» What the task requires
Across the data below, how many lines have the word "Plans" in them? Give the number and nothing else.

[Entries from a dataset of interfaces]
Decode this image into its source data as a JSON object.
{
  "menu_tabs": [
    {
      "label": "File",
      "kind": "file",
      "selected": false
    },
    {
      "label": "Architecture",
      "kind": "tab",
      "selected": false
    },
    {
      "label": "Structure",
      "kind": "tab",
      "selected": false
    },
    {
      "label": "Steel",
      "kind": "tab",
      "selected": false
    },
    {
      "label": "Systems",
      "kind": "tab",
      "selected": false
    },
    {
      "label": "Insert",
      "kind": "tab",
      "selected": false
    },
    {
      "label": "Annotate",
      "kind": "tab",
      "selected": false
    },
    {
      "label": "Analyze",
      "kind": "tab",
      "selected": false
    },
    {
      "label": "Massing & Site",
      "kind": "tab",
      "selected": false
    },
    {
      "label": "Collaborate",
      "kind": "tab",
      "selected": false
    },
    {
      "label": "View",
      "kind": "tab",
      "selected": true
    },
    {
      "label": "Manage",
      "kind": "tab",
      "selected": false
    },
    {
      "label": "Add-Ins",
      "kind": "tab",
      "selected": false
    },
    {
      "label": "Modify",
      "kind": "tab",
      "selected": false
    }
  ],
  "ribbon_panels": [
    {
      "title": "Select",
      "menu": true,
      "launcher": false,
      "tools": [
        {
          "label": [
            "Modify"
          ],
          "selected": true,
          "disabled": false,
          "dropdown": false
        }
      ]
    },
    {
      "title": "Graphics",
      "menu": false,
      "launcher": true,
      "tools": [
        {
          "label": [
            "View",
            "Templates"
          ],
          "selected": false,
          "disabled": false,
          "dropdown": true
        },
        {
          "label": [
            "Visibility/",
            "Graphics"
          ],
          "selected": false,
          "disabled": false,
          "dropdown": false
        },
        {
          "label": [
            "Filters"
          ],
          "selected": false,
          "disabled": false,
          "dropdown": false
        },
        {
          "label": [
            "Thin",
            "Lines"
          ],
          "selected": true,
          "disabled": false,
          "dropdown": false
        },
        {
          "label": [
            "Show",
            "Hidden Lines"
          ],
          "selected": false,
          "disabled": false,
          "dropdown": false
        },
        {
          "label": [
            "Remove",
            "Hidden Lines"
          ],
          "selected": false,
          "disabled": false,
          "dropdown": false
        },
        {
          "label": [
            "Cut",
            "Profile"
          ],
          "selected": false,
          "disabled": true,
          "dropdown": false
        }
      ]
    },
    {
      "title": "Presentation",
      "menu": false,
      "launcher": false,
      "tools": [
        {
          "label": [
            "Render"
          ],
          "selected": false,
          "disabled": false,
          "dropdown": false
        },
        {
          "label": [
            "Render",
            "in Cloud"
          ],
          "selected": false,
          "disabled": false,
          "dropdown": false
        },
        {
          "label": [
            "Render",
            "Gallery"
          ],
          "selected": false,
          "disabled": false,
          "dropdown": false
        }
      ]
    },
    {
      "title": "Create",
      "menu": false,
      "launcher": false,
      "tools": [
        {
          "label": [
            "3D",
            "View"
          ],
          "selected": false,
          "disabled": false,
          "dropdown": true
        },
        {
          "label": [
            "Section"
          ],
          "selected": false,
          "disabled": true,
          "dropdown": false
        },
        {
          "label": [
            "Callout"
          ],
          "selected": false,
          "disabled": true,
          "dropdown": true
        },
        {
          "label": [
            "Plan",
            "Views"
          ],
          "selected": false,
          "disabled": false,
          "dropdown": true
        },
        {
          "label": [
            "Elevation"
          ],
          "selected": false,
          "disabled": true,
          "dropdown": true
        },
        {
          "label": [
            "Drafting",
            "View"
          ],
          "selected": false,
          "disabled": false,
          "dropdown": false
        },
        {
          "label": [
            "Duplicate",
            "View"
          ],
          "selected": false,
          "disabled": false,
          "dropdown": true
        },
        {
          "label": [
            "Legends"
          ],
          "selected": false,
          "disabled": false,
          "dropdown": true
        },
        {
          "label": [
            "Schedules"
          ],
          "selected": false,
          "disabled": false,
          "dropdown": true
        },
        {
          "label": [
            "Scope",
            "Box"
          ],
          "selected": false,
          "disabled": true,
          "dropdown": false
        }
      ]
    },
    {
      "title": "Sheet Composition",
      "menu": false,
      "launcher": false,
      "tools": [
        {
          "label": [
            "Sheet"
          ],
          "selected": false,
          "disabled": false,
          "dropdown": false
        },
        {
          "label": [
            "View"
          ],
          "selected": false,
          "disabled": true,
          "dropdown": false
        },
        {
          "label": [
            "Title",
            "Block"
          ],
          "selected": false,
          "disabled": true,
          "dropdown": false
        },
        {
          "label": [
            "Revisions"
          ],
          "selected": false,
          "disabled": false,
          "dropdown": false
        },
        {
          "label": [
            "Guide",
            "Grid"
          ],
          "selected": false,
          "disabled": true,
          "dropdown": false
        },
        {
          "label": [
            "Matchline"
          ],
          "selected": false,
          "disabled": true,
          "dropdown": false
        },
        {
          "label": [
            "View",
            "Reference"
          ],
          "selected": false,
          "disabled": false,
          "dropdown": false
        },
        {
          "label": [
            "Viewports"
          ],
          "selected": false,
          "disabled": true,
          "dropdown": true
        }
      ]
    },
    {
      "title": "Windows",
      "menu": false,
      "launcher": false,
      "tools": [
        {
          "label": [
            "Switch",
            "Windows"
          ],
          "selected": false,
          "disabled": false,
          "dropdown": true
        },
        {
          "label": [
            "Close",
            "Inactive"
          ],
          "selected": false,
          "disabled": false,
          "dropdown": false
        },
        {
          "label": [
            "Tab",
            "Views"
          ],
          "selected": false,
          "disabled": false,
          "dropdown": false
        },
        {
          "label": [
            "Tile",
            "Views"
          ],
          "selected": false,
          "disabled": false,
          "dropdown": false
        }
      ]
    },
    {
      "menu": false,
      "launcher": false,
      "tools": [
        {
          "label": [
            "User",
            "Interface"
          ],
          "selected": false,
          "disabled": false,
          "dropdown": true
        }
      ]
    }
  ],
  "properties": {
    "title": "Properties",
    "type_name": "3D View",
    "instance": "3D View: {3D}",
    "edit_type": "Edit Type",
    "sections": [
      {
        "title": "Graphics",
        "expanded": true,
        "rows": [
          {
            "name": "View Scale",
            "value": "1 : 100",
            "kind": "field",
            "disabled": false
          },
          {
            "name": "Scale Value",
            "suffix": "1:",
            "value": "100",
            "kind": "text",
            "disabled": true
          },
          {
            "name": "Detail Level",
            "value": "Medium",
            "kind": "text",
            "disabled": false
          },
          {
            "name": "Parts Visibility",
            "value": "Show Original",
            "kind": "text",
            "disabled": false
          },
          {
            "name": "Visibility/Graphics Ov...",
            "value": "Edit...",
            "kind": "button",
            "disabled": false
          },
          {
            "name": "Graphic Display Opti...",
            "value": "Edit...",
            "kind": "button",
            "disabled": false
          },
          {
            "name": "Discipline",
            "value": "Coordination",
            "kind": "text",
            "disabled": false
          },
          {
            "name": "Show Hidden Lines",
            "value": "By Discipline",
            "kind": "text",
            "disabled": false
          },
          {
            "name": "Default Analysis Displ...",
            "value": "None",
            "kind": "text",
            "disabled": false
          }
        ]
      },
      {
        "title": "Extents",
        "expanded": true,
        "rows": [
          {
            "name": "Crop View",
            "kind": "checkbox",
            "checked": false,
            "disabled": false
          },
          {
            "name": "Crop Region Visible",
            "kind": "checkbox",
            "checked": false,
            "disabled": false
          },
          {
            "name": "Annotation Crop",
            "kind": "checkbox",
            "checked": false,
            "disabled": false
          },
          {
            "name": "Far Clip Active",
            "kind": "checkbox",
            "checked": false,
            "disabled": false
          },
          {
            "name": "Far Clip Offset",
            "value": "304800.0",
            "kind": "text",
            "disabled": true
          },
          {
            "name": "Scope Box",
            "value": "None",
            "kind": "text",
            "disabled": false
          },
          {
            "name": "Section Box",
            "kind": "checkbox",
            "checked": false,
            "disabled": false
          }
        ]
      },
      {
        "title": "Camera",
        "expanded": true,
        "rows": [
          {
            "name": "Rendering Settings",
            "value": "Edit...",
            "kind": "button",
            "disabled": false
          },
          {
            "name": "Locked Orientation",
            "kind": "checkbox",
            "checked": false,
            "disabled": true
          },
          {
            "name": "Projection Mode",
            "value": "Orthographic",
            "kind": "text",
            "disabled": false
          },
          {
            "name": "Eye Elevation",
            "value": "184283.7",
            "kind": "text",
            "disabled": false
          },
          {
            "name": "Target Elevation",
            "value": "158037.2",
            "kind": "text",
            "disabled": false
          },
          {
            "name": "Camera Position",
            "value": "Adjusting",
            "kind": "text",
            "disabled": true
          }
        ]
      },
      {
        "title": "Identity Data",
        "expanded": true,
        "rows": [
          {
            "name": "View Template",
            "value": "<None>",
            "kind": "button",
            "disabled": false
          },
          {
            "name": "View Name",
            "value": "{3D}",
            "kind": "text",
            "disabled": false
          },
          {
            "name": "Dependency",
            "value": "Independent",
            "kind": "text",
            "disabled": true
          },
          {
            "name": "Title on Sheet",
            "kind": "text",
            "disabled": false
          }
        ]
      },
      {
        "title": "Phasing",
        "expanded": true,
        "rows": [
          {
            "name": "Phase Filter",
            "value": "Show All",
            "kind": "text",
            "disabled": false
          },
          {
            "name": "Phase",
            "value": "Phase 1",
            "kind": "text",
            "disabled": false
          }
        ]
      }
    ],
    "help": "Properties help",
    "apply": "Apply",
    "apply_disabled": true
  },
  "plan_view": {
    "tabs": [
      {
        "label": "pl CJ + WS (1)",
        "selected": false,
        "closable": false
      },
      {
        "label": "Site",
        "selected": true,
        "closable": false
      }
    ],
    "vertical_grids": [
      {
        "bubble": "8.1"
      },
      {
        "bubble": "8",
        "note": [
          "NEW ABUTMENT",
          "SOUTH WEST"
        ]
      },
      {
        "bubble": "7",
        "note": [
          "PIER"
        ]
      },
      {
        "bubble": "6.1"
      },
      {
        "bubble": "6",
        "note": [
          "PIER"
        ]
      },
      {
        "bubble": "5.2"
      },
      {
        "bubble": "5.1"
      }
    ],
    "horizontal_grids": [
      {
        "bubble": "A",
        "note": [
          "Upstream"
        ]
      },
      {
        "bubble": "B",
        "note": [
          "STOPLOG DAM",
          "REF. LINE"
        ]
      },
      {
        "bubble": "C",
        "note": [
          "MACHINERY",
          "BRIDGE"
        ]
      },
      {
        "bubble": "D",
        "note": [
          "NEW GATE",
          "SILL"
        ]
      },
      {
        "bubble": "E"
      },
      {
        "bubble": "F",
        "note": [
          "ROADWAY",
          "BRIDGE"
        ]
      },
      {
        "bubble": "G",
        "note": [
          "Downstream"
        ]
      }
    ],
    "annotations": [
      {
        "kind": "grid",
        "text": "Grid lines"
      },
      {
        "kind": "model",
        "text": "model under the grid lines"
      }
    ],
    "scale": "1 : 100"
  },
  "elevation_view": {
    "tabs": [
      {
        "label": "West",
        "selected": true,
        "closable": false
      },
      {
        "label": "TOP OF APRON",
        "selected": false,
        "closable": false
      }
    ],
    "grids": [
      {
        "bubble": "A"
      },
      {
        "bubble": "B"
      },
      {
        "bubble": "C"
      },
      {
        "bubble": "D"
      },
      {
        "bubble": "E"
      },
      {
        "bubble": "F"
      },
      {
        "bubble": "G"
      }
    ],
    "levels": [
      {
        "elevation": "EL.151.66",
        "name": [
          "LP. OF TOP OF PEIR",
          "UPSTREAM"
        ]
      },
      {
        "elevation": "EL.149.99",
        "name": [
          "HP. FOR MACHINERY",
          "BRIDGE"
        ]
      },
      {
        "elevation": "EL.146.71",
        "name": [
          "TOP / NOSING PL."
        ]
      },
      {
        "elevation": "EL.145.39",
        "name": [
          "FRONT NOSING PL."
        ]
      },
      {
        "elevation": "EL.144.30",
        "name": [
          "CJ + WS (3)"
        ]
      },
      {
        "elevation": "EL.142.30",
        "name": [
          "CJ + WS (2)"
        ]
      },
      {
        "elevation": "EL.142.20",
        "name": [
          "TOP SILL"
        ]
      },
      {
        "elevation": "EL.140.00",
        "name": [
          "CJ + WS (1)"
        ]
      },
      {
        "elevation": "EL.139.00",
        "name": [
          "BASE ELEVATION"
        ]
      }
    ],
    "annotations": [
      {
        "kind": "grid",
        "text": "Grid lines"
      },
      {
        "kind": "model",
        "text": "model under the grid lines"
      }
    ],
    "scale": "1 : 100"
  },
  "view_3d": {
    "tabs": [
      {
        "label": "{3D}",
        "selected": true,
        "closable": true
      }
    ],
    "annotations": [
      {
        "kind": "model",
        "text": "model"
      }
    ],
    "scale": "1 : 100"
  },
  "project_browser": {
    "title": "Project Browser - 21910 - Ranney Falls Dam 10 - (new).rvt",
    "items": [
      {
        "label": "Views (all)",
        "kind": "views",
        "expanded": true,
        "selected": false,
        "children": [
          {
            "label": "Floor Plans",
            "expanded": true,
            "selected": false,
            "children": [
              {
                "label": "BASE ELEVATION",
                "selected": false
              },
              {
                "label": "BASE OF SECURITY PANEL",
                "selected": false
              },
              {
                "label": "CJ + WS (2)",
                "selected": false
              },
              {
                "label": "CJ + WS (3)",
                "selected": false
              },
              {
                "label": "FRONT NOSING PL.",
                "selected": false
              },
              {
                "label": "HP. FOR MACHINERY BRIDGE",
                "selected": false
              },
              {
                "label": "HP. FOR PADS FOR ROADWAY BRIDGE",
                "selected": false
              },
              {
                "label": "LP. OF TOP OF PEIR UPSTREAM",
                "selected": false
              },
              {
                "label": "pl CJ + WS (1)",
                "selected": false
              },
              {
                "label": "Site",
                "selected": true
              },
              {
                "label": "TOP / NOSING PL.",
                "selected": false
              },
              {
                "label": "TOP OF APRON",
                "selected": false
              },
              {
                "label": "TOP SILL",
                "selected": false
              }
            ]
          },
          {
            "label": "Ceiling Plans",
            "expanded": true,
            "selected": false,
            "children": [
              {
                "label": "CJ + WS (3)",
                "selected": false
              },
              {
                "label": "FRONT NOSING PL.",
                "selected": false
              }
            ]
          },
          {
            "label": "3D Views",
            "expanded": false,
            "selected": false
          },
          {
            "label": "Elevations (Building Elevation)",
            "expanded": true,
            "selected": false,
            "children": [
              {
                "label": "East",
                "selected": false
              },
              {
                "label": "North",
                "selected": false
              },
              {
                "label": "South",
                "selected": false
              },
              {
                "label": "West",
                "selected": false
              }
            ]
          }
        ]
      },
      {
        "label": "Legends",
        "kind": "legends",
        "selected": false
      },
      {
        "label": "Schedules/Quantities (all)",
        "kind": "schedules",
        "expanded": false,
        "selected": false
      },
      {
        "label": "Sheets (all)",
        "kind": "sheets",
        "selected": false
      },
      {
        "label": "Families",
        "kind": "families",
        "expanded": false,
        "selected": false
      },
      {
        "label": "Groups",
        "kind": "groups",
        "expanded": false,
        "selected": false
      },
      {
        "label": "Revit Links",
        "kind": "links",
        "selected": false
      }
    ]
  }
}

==

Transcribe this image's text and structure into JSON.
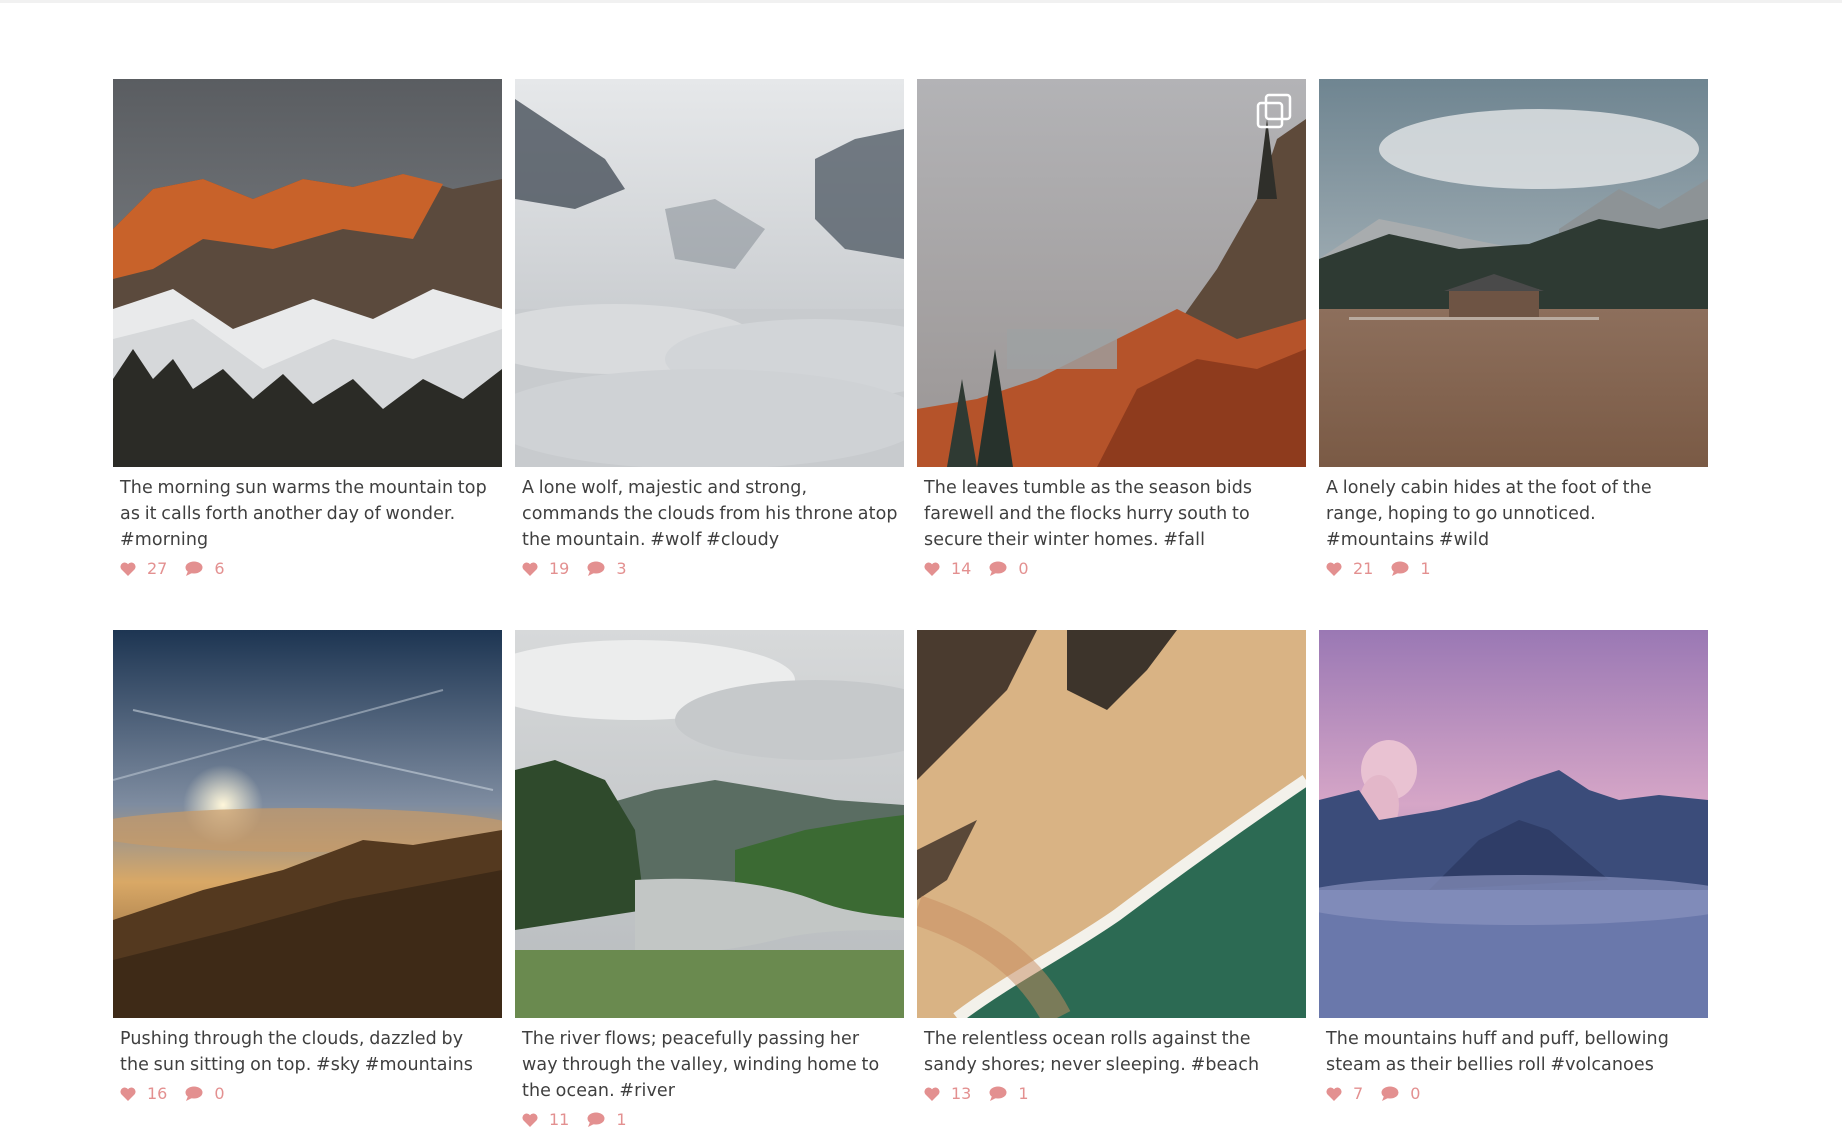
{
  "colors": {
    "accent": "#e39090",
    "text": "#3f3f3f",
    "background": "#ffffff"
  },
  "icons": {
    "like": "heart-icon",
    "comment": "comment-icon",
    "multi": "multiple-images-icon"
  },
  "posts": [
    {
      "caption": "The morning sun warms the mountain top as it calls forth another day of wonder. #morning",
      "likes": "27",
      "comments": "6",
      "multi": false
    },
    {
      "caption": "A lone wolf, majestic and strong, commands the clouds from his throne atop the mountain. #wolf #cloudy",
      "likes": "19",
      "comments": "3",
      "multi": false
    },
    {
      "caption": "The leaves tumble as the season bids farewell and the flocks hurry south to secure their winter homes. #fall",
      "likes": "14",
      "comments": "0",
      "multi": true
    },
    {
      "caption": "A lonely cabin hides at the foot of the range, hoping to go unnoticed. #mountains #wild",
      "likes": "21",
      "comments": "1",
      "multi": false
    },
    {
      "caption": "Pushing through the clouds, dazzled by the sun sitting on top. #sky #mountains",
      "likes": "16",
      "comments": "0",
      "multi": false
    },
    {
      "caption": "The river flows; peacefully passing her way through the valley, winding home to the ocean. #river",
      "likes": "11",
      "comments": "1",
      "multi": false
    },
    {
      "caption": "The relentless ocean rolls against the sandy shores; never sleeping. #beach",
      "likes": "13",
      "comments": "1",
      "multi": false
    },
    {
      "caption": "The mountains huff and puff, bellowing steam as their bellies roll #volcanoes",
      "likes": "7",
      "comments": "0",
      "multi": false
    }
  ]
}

» Task result
2